# [Task to carry out]
Locate each line with the string "text" in the listing below and copy it.

# [Listed entries]
"""
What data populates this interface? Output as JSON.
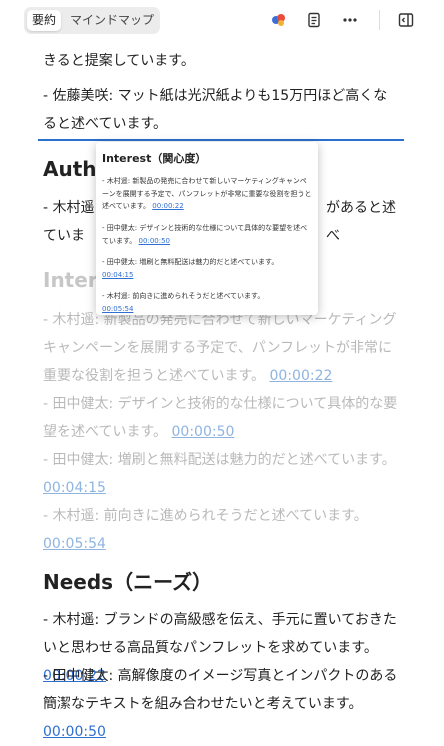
{
  "tabs": {
    "summary": "要約",
    "mindmap": "マインドマップ"
  },
  "toolbar": {
    "icons": [
      "app-logo-icon",
      "document-list-icon",
      "more-icon",
      "collapse-panel-icon"
    ]
  },
  "top_fragment": "きると提案しています。",
  "sato": {
    "text": "- 佐藤美咲: マット紙は光沢紙よりも15万円ほど高くなると述べています。"
  },
  "authority": {
    "title_visible": "Autho",
    "item1_visible": "- 木村遥:",
    "item1_tail": "があると述べ",
    "item1_line2": "ていま"
  },
  "interest": {
    "title": "Interest（関心度）",
    "title_visible": "Intere",
    "items": [
      {
        "text": "- 木村遥: 新製品の発売に合わせて新しいマーケティングキャンペーンを展開する予定で、パンフレットが非常に重要な役割を担うと述べています。",
        "ts": "00:00:22"
      },
      {
        "text": "- 田中健太: デザインと技術的な仕様について具体的な要望を述べています。",
        "ts": "00:00:50"
      },
      {
        "text": "- 田中健太: 増刷と無料配送は魅力的だと述べています。",
        "ts": "00:04:15"
      },
      {
        "text": "- 木村遥: 前向きに進められそうだと述べています。",
        "ts": "00:05:54"
      }
    ]
  },
  "needs": {
    "title": "Needs（ニーズ）",
    "items": [
      {
        "text": "- 木村遥: ブランドの高級感を伝え、手元に置いておきたいと思わせる高品質なパンフレットを求めています。",
        "ts": "00:00:22"
      },
      {
        "text": "- 田中健太: 高解像度のイメージ写真とインパクトのある簡潔なテキストを組み合わせたいと考えています。",
        "ts": "00:00:50"
      }
    ]
  },
  "colors": {
    "accent": "#2b6fce",
    "link": "#2f6fd1"
  }
}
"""
# [Solution to the exercise]
    "text": "- 佐藤美咲: マット紙は光沢紙よりも15万円ほど高くなると述べています。"
        "text": "- 木村遥: 新製品の発売に合わせて新しいマーケティングキャンペーンを展開する予定で、パンフレットが非常に重要な役割を担うと述べています。",
        "text": "- 田中健太: デザインと技術的な仕様について具体的な要望を述べています。",
        "text": "- 田中健太: 増刷と無料配送は魅力的だと述べています。",
        "text": "- 木村遥: 前向きに進められそうだと述べています。",
        "text": "- 木村遥: ブランドの高級感を伝え、手元に置いておきたいと思わせる高品質なパンフレットを求めています。",
        "text": "- 田中健太: 高解像度のイメージ写真とインパクトのある簡潔なテキストを組み合わせたいと考えています。",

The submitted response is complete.